Raise the Price of Water, Experts Say

Water is a finite resource. It may seem abundant when you look at a globe, but the amount of water in the world that can be used for human purposes is not so large.

With a real water crisis looming, one solution the World Bank and the OECD, representing major economies of the world, are now pushing for is substantially increasing the price of water around the world.

However, this is a controversial topic, since official UN statistics show that about 1 billion people currently lack access to clean drinking water and twice that many don’t have proper sanitation.

Image Credit: stevendepolo The best way to deal with increasing water shortage concerns is putting a higher price on water, water and economic experts say.

One of the best ways to deal with increasing water shortage concerns is by putting a higher price on water, water and economic experts say.

The problem that the World Bank, OECD and others are trying to solve is that the extremely wasteful habits of consumers, farmers and industry are heavily subsidized in many countries, allowing them to continue these unsustainable practices. Plus, investment of a higher degree is needed to build new systems and repair old ones.

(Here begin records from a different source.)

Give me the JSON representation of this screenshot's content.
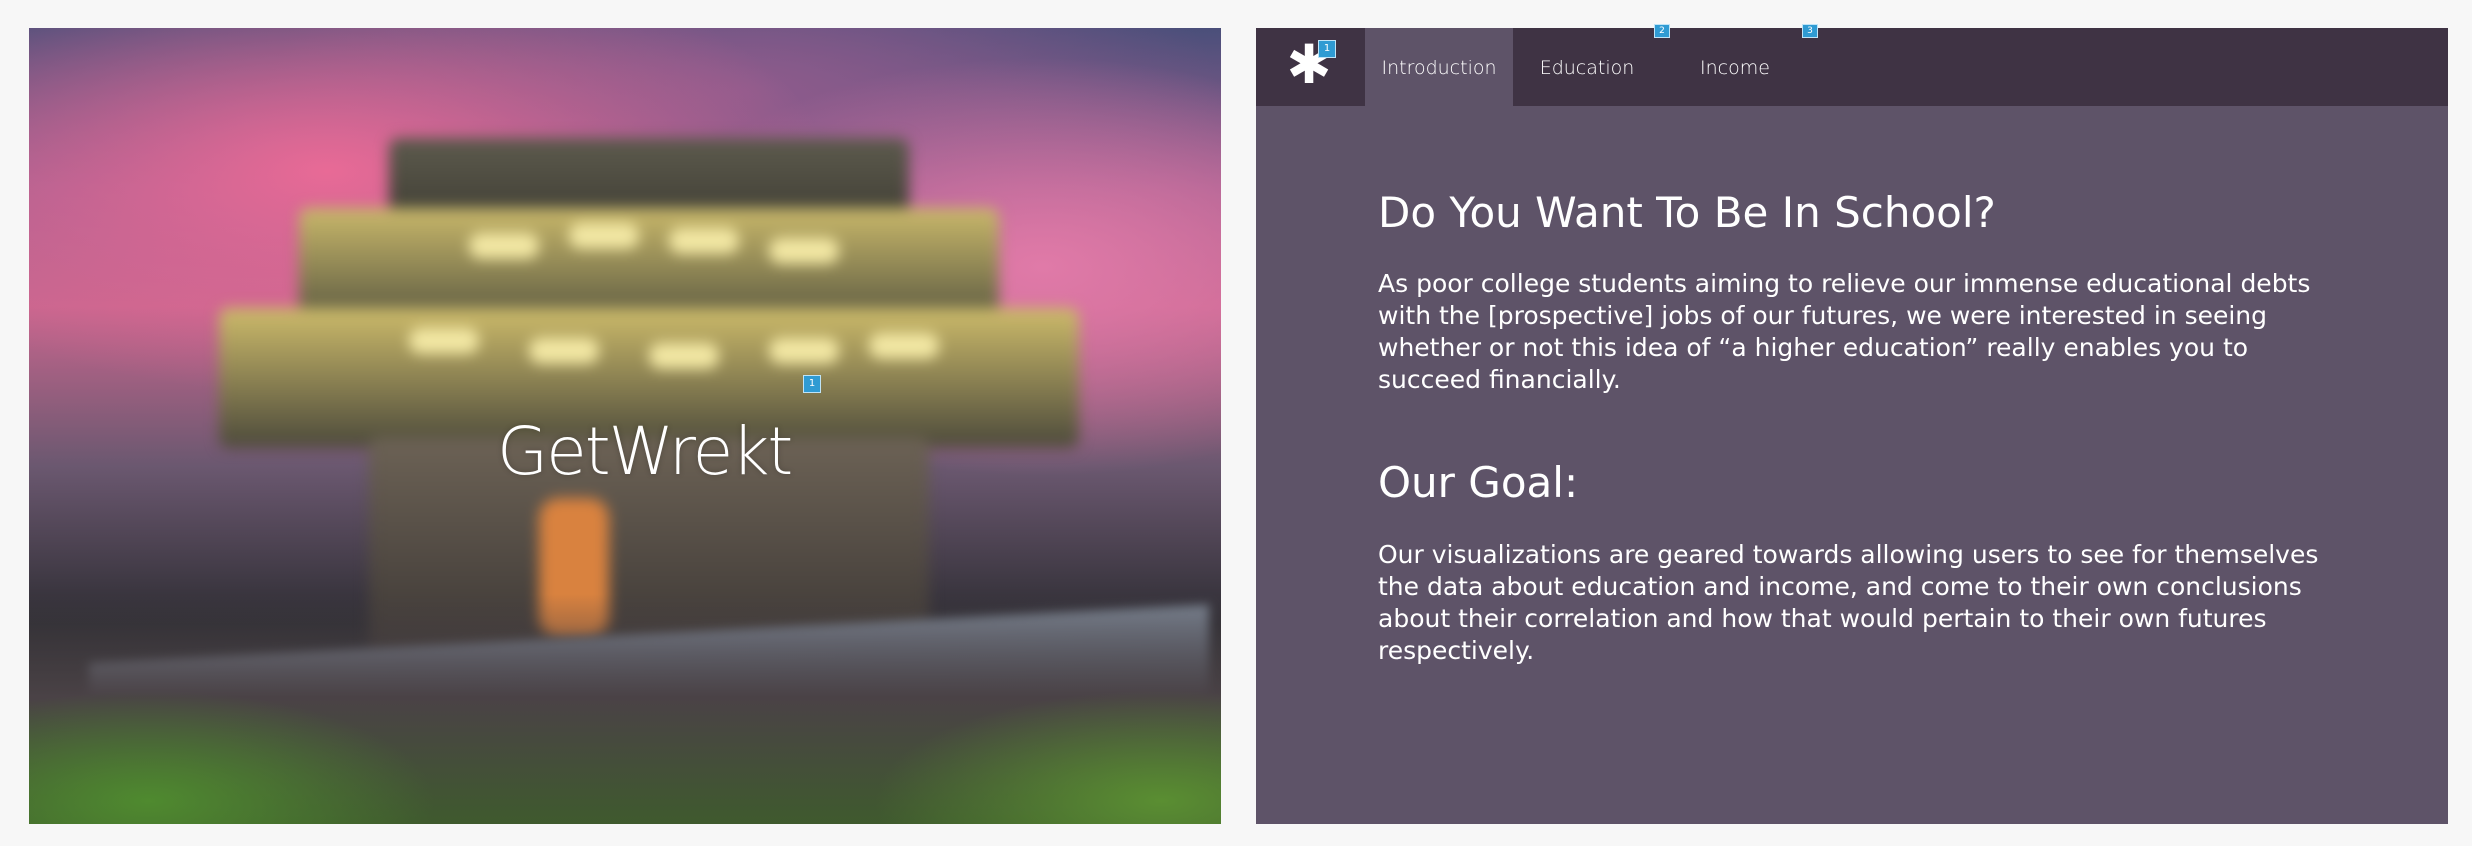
{
  "hero": {
    "title": "GetWrekt",
    "marker_label": "1"
  },
  "nav": {
    "logo_icon": "asterisk-icon",
    "logo_marker": "1",
    "tabs": [
      {
        "label": "Introduction",
        "active": true
      },
      {
        "label": "Education",
        "active": false,
        "marker": "2"
      },
      {
        "label": "Income",
        "active": false,
        "marker": "3"
      }
    ]
  },
  "main": {
    "heading": "Do You Want To Be In School?",
    "intro": "As poor college students aiming to relieve our immense educational debts with the [prospective] jobs of our futures, we were interested in seeing whether or not this idea of “a higher education” really enables you to succeed financially.",
    "goal_heading": "Our Goal:",
    "goal_text": "Our visualizations are geared towards allowing users to see for themselves the data about education and income, and come to their own conclusions about their correlation and how that would pertain to their own futures respectively."
  },
  "colors": {
    "panel_bg": "#5e5368",
    "navbar_bg": "#3f3344",
    "marker": "#2f9bd3"
  }
}
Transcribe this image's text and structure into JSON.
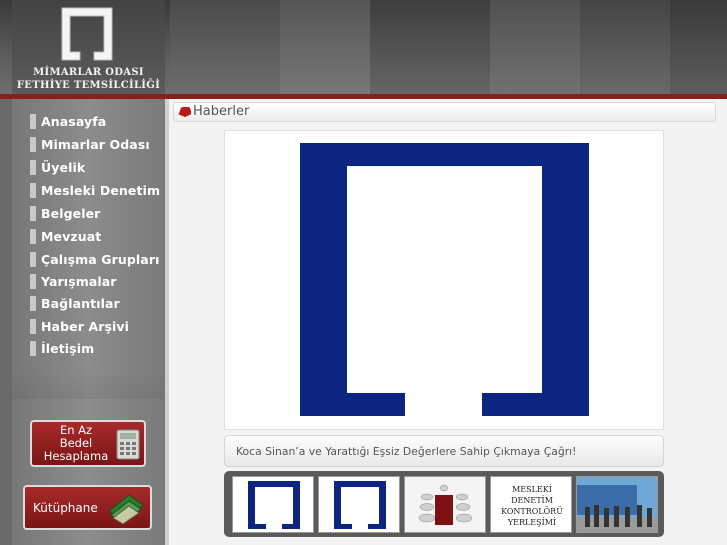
{
  "logo": {
    "line1": "MİMARLAR ODASI",
    "line2": "FETHİYE TEMSİLCİLİĞİ",
    "mark_icon": "bracket-logo-icon"
  },
  "sidebar": {
    "items": [
      {
        "label": "Anasayfa"
      },
      {
        "label": "Mimarlar Odası"
      },
      {
        "label": "Üyelik"
      },
      {
        "label": "Mesleki Denetim"
      },
      {
        "label": "Belgeler"
      },
      {
        "label": "Mevzuat"
      },
      {
        "label": "Çalışma Grupları"
      },
      {
        "label": "Yarışmalar"
      },
      {
        "label": "Bağlantılar"
      },
      {
        "label": "Haber Arşivi"
      },
      {
        "label": "İletişim"
      }
    ],
    "calc_button": {
      "line1": "En Az",
      "line2": "Bedel",
      "line3": "Hesaplama",
      "icon": "calculator-icon"
    },
    "library_button": {
      "label": "Kütüphane",
      "icon": "books-icon"
    }
  },
  "main": {
    "section_title": "Haberler",
    "section_icon": "tag-icon",
    "caption": "Koca Sinan’a ve Yarattığı Eşsiz Değerlere Sahip Çıkmaya Çağrı!",
    "thumbnails": [
      {
        "icon": "logo-thumbnail"
      },
      {
        "icon": "logo-thumbnail"
      },
      {
        "icon": "meeting-table-thumbnail"
      },
      {
        "text": "MESLEKİ DENETİM KONTROLÖRÜ YERLEŞİMİ"
      },
      {
        "icon": "group-photo-thumbnail"
      }
    ]
  },
  "colors": {
    "brand_red": "#8c1d1d",
    "logo_blue": "#0c2580",
    "sidebar_gray": "#888888"
  }
}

The 2010 Global Water Intelligence market report says that the industry needs to spend $571 billion a year to maintain and improve water infrastructure networks and treatment plants to meet rising world demand, which is over three times this year’s projected spending.

Largely in response to this, putting a higher price on water was the key focus of a recent conference of industry leaders held by Global Water Intelligence in Paris.

The OECD also recently issued three water reports calling for an increase in the price of water in order to address critical world water issues. “Putting a price on water will make us aware of the scarcity and make us take better care of it,” said Angel Gurría, the OECD secretary-general.

At a private, high-level World Bank meeting in New York on April 23, Lars Thunell, chief executive officer of the International Finance Corporation, also reportedly brought this issue up for discussion. “Everyone said water must be somehow valued: whether you call it cost, or price, or cost recover,” said Usha Rao-Monari, senior manager of the IFC’s infrastructure department. “It’s not an infinite resource, and anything that’s not an infinite resource must be valued.”

I recently wrote about water expert Robert Glennon’s thoughts on the biggest misuse and most harmful uses of water. Something I did not include in that piece was that Glennon also thinks a critical step we need to take to address world water problems is we need to price it.

We must recognize a human right to water for life’s necessities. The richest country in the history of the world can surely make that commitment to its citizens. Honoring that right does not involve a large quantity of water–only about 1% of the water that is used each day in the United States. For the other 99%, we need to encourage conservation and stewardship by pricing it appropriately: in general, the more you use the more you pay. Under this system, Americans, whether homeowners, farmers or industry would vote with their pocketbooks as to how they use water.

With climate change significantly affecting rainfall, major quickly developing economies and population growth, experts are saying that nearly half the world’s population may not have access to sustainable clean water for daily needs soon. Pricing it in rich, developed countries may be one of the best solutions to that problem.

  • Todd Christophel

    Don’t we already pay for water in towns and cities? Those who receive municipal water at their homes and businesses already pay for it monthly or quarterly.